§ **Instructions to follow**
Pick out every line in the data below that holds "label".

"""

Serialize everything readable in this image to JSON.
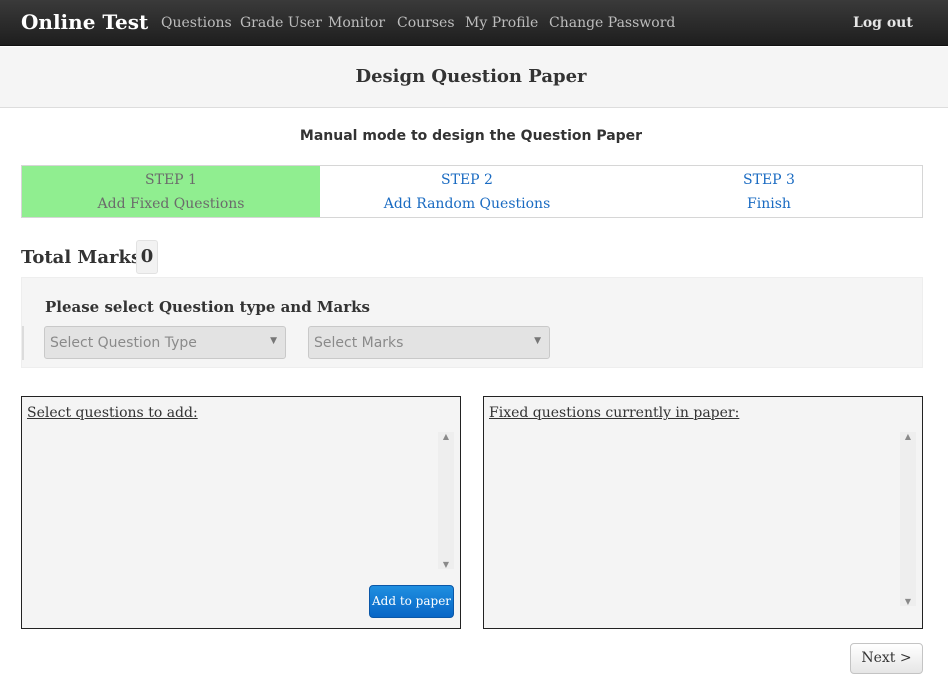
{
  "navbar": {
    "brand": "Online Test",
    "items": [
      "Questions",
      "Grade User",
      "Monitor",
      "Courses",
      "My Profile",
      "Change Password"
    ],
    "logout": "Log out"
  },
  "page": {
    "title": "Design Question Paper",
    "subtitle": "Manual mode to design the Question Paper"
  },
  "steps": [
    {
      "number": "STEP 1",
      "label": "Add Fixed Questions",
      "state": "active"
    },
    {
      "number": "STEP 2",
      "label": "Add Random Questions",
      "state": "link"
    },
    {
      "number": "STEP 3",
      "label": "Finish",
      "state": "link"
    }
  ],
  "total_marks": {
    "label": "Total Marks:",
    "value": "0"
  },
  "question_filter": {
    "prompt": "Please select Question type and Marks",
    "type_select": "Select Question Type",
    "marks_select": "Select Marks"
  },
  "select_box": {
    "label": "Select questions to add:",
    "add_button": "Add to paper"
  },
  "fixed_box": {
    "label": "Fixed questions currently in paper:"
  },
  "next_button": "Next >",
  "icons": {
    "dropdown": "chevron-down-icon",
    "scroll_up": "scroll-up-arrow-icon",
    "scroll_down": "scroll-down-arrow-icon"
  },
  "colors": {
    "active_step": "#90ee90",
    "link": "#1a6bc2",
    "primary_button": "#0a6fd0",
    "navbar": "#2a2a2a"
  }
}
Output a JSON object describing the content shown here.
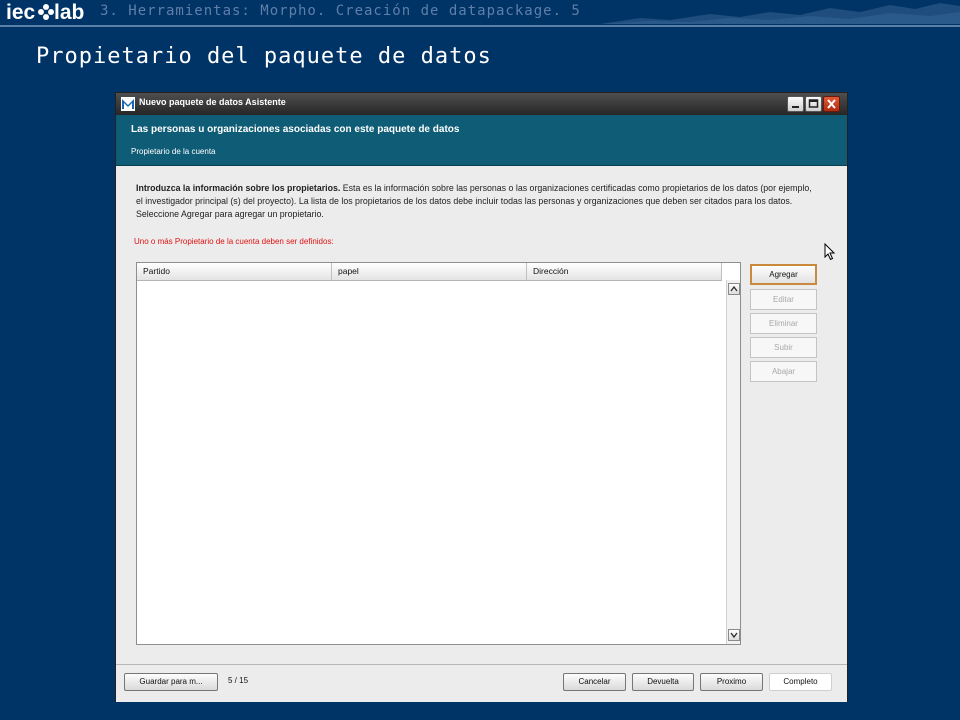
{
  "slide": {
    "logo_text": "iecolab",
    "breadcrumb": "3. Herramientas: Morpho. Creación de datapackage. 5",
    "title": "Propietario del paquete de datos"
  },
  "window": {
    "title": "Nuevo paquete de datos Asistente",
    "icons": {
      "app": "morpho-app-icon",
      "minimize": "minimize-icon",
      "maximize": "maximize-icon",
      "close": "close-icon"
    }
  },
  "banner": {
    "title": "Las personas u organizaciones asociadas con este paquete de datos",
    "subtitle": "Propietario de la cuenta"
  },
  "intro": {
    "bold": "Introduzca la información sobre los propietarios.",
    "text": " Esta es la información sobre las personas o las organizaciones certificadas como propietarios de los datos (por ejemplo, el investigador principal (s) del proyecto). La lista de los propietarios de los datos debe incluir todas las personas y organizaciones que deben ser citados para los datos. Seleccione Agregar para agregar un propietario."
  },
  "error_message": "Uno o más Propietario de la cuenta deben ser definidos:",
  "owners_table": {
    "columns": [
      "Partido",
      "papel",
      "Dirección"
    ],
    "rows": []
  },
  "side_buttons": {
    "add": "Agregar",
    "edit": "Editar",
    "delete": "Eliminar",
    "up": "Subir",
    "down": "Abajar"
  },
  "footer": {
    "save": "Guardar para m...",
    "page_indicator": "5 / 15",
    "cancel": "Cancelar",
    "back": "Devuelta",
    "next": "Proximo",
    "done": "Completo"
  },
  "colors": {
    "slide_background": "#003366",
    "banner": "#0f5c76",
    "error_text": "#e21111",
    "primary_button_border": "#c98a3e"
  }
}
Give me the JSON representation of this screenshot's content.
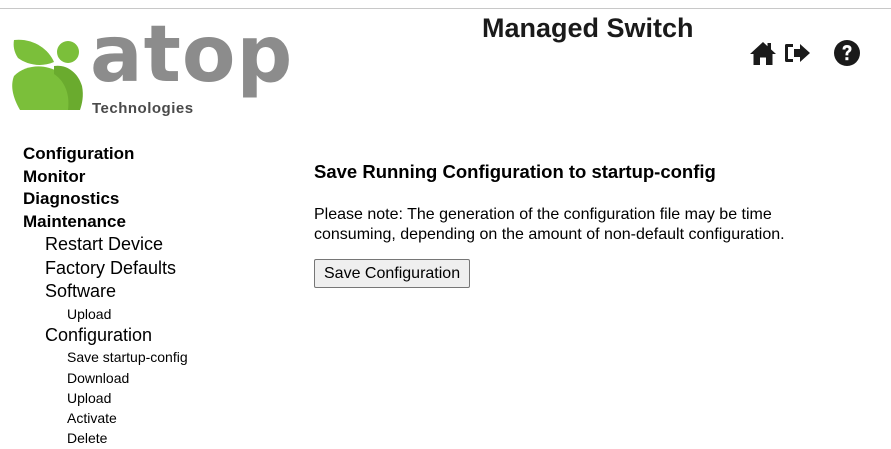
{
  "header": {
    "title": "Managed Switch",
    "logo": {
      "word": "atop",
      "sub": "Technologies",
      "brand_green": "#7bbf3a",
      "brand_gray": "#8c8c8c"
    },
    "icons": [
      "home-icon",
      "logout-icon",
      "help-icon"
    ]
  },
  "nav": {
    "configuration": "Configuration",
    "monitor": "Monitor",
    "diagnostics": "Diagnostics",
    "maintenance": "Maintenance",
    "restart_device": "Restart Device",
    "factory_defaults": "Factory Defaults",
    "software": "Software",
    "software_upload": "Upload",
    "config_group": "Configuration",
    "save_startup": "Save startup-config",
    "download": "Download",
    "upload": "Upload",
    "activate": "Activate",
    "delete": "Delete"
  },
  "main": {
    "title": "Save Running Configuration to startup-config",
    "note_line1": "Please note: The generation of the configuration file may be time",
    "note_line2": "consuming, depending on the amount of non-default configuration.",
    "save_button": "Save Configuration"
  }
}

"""

§ **Solution to this problem**
      "label": "Add Fixed Questions",
      "label": "Add Random Questions",
      "label": "Finish",
    "label": "Total Marks:",
    "label": "Select questions to add:",
    "label": "Fixed questions currently in paper:"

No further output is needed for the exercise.